As is often the case, some of the sharpest shots have been unfriendly fire from within the profession: The most prolific--and prominent--sniper is surely Paul Krugman, an eminent Princeton University economist who for years has been shooting from his perch as a regular columnist in the New York Times and an occasional contributor to the paper's weekend magazine,
Professor Krugman is brilliant, and there are few students or instructors of economics who have not read carefully his work on trade theory, to pick one area in which his influence has been significant. Even his polemics are well done. His much-circulated essay on the state of macroeconomics (1) is a useful overview of the divides within the economics business--even if it did suffer from his tendency to employ straw-man caricatures of financial economists, his choice betes noires, who are all described as idiots savants whose naive trust in economic models to assign prices to financial assets was obviously silly.
But since taking on the role of public intellectual in the past decade, Krugman has allowed his passionate distaste for everything connected to George W. Bush to distort his writing and perhaps to undermine his credibility.
One example, a recent New York Times column, (2) begins by attacking Republicans for expressing doubt about the value of a public health insurance option, in other words a government-run health insurance component similar to what prevails in Canada. The Republicans are, I submit, undertaking a legitimate debate over health care funding and insurance (a debate mostly absent in Canada, I feel compelled to point out). Krugman quickly shifts to an attack on growing income inequality in the United States since 1980:

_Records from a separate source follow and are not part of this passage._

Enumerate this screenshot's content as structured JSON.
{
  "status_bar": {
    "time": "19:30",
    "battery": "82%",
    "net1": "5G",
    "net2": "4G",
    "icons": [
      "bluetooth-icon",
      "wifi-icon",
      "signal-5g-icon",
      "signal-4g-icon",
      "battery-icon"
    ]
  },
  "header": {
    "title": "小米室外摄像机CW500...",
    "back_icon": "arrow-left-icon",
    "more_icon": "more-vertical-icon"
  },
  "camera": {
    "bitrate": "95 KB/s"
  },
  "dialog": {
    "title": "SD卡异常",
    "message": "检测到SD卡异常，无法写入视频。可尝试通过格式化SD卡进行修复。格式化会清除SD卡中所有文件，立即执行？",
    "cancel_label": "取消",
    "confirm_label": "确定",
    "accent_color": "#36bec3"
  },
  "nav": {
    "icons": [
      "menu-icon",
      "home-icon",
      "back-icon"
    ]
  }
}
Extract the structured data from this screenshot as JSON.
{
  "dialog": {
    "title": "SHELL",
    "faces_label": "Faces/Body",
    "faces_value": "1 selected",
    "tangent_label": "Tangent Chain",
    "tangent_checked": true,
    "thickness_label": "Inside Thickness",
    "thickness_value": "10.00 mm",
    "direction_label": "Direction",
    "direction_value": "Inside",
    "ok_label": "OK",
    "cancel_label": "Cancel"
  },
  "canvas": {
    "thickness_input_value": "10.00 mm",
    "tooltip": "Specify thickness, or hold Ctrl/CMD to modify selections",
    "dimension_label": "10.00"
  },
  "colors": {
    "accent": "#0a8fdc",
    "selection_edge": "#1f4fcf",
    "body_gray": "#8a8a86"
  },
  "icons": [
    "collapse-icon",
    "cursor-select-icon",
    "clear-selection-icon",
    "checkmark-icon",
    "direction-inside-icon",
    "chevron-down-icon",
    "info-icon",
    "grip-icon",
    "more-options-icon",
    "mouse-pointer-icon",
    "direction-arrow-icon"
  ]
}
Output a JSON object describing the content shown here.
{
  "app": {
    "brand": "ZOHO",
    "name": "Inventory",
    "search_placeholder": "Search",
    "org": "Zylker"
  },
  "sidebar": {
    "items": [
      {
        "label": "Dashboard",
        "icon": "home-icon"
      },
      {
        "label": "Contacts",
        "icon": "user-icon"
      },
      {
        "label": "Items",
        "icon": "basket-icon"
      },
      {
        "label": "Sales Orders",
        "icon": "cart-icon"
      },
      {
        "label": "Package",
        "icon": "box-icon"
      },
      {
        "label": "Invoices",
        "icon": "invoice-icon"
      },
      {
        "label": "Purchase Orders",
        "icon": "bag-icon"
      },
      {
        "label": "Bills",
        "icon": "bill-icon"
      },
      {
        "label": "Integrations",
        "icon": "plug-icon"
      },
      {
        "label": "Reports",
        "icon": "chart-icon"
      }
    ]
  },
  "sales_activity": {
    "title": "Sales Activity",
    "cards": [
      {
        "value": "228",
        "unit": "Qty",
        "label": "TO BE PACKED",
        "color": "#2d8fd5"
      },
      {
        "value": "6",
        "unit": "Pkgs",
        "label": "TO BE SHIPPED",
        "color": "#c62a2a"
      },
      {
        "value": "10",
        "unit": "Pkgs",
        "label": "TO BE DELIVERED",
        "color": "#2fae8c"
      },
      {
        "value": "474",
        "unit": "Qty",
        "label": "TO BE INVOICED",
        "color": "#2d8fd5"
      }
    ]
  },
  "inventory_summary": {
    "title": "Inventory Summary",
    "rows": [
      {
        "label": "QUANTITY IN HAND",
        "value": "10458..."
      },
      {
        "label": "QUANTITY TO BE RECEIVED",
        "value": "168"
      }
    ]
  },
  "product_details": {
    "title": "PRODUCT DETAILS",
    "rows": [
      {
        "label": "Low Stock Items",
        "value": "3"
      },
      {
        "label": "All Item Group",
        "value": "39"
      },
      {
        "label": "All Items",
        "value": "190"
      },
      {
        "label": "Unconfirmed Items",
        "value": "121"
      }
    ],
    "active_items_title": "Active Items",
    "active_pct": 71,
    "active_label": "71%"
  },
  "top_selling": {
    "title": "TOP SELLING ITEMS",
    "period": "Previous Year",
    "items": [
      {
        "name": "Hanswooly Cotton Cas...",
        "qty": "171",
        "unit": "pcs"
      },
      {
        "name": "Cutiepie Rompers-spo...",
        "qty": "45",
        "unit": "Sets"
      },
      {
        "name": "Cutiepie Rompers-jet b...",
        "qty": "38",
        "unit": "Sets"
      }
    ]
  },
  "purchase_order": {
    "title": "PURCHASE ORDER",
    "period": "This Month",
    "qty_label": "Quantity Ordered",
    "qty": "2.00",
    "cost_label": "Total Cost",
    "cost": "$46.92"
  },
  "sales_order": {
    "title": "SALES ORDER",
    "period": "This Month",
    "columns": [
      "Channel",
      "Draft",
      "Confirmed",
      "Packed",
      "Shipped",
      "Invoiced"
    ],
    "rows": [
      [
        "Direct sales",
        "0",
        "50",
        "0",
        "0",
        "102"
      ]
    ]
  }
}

Moreover, most of whatever gains ordinary Americans achieved came during the Clinton years. President George W. Bush, who had the distinction of being the first Reaganite president to also have a fully Republican Congress, also had the distinction of presiding over the first administration since Herbert Hoover in which the typical family failed to see any significant income gains. And then there's the small...